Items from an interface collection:
——

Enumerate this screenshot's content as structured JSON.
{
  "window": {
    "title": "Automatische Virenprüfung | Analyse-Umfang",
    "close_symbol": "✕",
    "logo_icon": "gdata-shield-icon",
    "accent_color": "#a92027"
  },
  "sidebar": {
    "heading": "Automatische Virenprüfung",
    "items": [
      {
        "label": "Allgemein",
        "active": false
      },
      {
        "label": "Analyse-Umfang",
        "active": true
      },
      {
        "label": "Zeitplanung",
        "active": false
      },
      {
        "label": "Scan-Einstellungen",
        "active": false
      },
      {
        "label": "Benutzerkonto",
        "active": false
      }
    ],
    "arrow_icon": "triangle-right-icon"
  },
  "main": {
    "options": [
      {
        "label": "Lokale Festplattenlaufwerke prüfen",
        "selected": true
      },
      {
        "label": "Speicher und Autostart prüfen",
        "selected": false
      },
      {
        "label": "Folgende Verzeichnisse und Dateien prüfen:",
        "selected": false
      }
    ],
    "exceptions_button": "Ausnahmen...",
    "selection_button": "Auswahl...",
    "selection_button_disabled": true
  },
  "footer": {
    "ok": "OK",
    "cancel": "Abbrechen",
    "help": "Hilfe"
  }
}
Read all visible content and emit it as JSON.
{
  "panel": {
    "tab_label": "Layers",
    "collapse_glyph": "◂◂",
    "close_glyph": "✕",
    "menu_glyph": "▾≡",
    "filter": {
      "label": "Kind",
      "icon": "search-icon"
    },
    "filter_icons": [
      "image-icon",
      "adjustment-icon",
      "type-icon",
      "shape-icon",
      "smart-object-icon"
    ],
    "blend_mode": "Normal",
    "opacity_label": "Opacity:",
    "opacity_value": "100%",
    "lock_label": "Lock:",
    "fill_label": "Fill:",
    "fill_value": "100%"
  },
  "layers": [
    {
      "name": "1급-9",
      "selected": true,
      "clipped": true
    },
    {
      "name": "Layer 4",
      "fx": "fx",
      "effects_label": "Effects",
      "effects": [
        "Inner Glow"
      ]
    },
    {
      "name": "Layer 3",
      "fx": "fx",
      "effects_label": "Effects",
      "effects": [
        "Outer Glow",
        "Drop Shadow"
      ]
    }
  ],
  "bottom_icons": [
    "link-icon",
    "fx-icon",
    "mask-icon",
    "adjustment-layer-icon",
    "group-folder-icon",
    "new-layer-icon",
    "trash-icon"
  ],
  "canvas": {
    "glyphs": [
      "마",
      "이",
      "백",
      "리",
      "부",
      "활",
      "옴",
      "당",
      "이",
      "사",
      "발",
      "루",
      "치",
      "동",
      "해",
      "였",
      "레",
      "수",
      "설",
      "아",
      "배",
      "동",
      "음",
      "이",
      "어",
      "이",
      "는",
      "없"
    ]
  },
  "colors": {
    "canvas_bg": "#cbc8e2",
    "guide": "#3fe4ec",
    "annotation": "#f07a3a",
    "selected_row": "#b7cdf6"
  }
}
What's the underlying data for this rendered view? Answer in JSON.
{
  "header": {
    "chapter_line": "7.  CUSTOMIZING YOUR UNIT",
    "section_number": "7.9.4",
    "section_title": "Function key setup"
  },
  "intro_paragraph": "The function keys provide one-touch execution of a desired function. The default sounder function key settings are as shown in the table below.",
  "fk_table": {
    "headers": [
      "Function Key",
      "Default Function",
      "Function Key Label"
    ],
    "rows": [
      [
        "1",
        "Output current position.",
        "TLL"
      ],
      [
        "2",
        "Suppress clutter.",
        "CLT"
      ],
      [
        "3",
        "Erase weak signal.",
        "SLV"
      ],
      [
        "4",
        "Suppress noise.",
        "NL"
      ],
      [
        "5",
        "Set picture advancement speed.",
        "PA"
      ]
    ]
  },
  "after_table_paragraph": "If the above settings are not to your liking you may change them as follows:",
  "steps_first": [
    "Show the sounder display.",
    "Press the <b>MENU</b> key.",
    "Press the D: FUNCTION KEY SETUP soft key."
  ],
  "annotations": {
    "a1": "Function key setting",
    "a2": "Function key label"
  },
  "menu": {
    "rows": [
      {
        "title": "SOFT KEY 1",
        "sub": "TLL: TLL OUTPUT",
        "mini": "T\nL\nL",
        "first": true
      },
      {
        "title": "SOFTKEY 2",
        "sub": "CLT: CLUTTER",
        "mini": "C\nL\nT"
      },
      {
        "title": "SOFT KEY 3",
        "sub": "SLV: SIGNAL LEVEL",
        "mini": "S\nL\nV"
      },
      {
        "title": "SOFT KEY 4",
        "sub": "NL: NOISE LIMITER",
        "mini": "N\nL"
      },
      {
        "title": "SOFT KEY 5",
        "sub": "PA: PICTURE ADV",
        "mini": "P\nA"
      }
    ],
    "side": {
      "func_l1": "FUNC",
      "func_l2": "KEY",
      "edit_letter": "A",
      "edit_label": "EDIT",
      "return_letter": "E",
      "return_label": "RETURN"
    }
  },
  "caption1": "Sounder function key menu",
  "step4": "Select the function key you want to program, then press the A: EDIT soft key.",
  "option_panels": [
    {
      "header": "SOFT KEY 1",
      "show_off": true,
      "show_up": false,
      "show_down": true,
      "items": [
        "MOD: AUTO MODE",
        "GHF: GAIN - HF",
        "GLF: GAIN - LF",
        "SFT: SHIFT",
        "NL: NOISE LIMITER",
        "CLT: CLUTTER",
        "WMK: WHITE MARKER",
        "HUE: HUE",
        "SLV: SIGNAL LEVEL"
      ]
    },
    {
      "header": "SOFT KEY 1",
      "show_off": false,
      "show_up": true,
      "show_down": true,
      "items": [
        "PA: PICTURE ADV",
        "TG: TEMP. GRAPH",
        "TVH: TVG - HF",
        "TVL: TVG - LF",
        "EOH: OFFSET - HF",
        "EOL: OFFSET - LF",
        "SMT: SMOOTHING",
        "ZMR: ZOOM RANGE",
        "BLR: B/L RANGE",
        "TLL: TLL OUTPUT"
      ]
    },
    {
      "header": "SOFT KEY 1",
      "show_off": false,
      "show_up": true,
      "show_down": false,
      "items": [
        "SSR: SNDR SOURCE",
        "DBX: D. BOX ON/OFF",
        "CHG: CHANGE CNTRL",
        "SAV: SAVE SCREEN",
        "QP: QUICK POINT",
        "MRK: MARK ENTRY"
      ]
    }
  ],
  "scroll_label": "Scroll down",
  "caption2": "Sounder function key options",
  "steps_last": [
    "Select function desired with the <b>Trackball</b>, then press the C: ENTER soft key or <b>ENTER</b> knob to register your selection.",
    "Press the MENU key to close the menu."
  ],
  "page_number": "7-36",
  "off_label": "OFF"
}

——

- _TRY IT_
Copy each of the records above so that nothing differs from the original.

- _ANSWER BOX_
Enumerate this screenshot's content as structured JSON.
{
  "window": {
    "title": "Automatische Virenprüfung | Analyse-Umfang",
    "close_symbol": "✕",
    "logo_icon": "gdata-shield-icon",
    "accent_color": "#a92027"
  },
  "sidebar": {
    "heading": "Automatische Virenprüfung",
    "items": [
      {
        "label": "Allgemein",
        "active": false
      },
      {
        "label": "Analyse-Umfang",
        "active": true
      },
      {
        "label": "Zeitplanung",
        "active": false
      },
      {
        "label": "Scan-Einstellungen",
        "active": false
      },
      {
        "label": "Benutzerkonto",
        "active": false
      }
    ],
    "arrow_icon": "triangle-right-icon"
  },
  "main": {
    "options": [
      {
        "label": "Lokale Festplattenlaufwerke prüfen",
        "selected": true
      },
      {
        "label": "Speicher und Autostart prüfen",
        "selected": false
      },
      {
        "label": "Folgende Verzeichnisse und Dateien prüfen:",
        "selected": false
      }
    ],
    "exceptions_button": "Ausnahmen...",
    "selection_button": "Auswahl...",
    "selection_button_disabled": true
  },
  "footer": {
    "ok": "OK",
    "cancel": "Abbrechen",
    "help": "Hilfe"
  }
}
Read all visible content and emit it as JSON.
{
  "panel": {
    "tab_label": "Layers",
    "collapse_glyph": "◂◂",
    "close_glyph": "✕",
    "menu_glyph": "▾≡",
    "filter": {
      "label": "Kind",
      "icon": "search-icon"
    },
    "filter_icons": [
      "image-icon",
      "adjustment-icon",
      "type-icon",
      "shape-icon",
      "smart-object-icon"
    ],
    "blend_mode": "Normal",
    "opacity_label": "Opacity:",
    "opacity_value": "100%",
    "lock_label": "Lock:",
    "fill_label": "Fill:",
    "fill_value": "100%"
  },
  "layers": [
    {
      "name": "1급-9",
      "selected": true,
      "clipped": true
    },
    {
      "name": "Layer 4",
      "fx": "fx",
      "effects_label": "Effects",
      "effects": [
        "Inner Glow"
      ]
    },
    {
      "name": "Layer 3",
      "fx": "fx",
      "effects_label": "Effects",
      "effects": [
        "Outer Glow",
        "Drop Shadow"
      ]
    }
  ],
  "bottom_icons": [
    "link-icon",
    "fx-icon",
    "mask-icon",
    "adjustment-layer-icon",
    "group-folder-icon",
    "new-layer-icon",
    "trash-icon"
  ],
  "canvas": {
    "glyphs": [
      "마",
      "이",
      "백",
      "리",
      "부",
      "활",
      "옴",
      "당",
      "이",
      "사",
      "발",
      "루",
      "치",
      "동",
      "해",
      "였",
      "레",
      "수",
      "설",
      "아",
      "배",
      "동",
      "음",
      "이",
      "어",
      "이",
      "는",
      "없"
    ]
  },
  "colors": {
    "canvas_bg": "#cbc8e2",
    "guide": "#3fe4ec",
    "annotation": "#f07a3a",
    "selected_row": "#b7cdf6"
  }
}
What's the underlying data for this rendered view? Answer in JSON.
{
  "header": {
    "chapter_line": "7.  CUSTOMIZING YOUR UNIT",
    "section_number": "7.9.4",
    "section_title": "Function key setup"
  },
  "intro_paragraph": "The function keys provide one-touch execution of a desired function. The default sounder function key settings are as shown in the table below.",
  "fk_table": {
    "headers": [
      "Function Key",
      "Default Function",
      "Function Key Label"
    ],
    "rows": [
      [
        "1",
        "Output current position.",
        "TLL"
      ],
      [
        "2",
        "Suppress clutter.",
        "CLT"
      ],
      [
        "3",
        "Erase weak signal.",
        "SLV"
      ],
      [
        "4",
        "Suppress noise.",
        "NL"
      ],
      [
        "5",
        "Set picture advancement speed.",
        "PA"
      ]
    ]
  },
  "after_table_paragraph": "If the above settings are not to your liking you may change them as follows:",
  "steps_first": [
    "Show the sounder display.",
    "Press the <b>MENU</b> key.",
    "Press the D: FUNCTION KEY SETUP soft key."
  ],
  "annotations": {
    "a1": "Function key setting",
    "a2": "Function key label"
  },
  "menu": {
    "rows": [
      {
        "title": "SOFT KEY 1",
        "sub": "TLL: TLL OUTPUT",
        "mini": "T\nL\nL",
        "first": true
      },
      {
        "title": "SOFTKEY 2",
        "sub": "CLT: CLUTTER",
        "mini": "C\nL\nT"
      },
      {
        "title": "SOFT KEY 3",
        "sub": "SLV: SIGNAL LEVEL",
        "mini": "S\nL\nV"
      },
      {
        "title": "SOFT KEY 4",
        "sub": "NL: NOISE LIMITER",
        "mini": "N\nL"
      },
      {
        "title": "SOFT KEY 5",
        "sub": "PA: PICTURE ADV",
        "mini": "P\nA"
      }
    ],
    "side": {
      "func_l1": "FUNC",
      "func_l2": "KEY",
      "edit_letter": "A",
      "edit_label": "EDIT",
      "return_letter": "E",
      "return_label": "RETURN"
    }
  },
  "caption1": "Sounder function key menu",
  "step4": "Select the function key you want to program, then press the A: EDIT soft key.",
  "option_panels": [
    {
      "header": "SOFT KEY 1",
      "show_off": true,
      "show_up": false,
      "show_down": true,
      "items": [
        "MOD: AUTO MODE",
        "GHF: GAIN - HF",
        "GLF: GAIN - LF",
        "SFT: SHIFT",
        "NL: NOISE LIMITER",
        "CLT: CLUTTER",
        "WMK: WHITE MARKER",
        "HUE: HUE",
        "SLV: SIGNAL LEVEL"
      ]
    },
    {
      "header": "SOFT KEY 1",
      "show_off": false,
      "show_up": true,
      "show_down": true,
      "items": [
        "PA: PICTURE ADV",
        "TG: TEMP. GRAPH",
        "TVH: TVG - HF",
        "TVL: TVG - LF",
        "EOH: OFFSET - HF",
        "EOL: OFFSET - LF",
        "SMT: SMOOTHING",
        "ZMR: ZOOM RANGE",
        "BLR: B/L RANGE",
        "TLL: TLL OUTPUT"
      ]
    },
    {
      "header": "SOFT KEY 1",
      "show_off": false,
      "show_up": true,
      "show_down": false,
      "items": [
        "SSR: SNDR SOURCE",
        "DBX: D. BOX ON/OFF",
        "CHG: CHANGE CNTRL",
        "SAV: SAVE SCREEN",
        "QP: QUICK POINT",
        "MRK: MARK ENTRY"
      ]
    }
  ],
  "scroll_label": "Scroll down",
  "caption2": "Sounder function key options",
  "steps_last": [
    "Select function desired with the <b>Trackball</b>, then press the C: ENTER soft key or <b>ENTER</b> knob to register your selection.",
    "Press the MENU key to close the menu."
  ],
  "page_number": "7-36",
  "off_label": "OFF"
}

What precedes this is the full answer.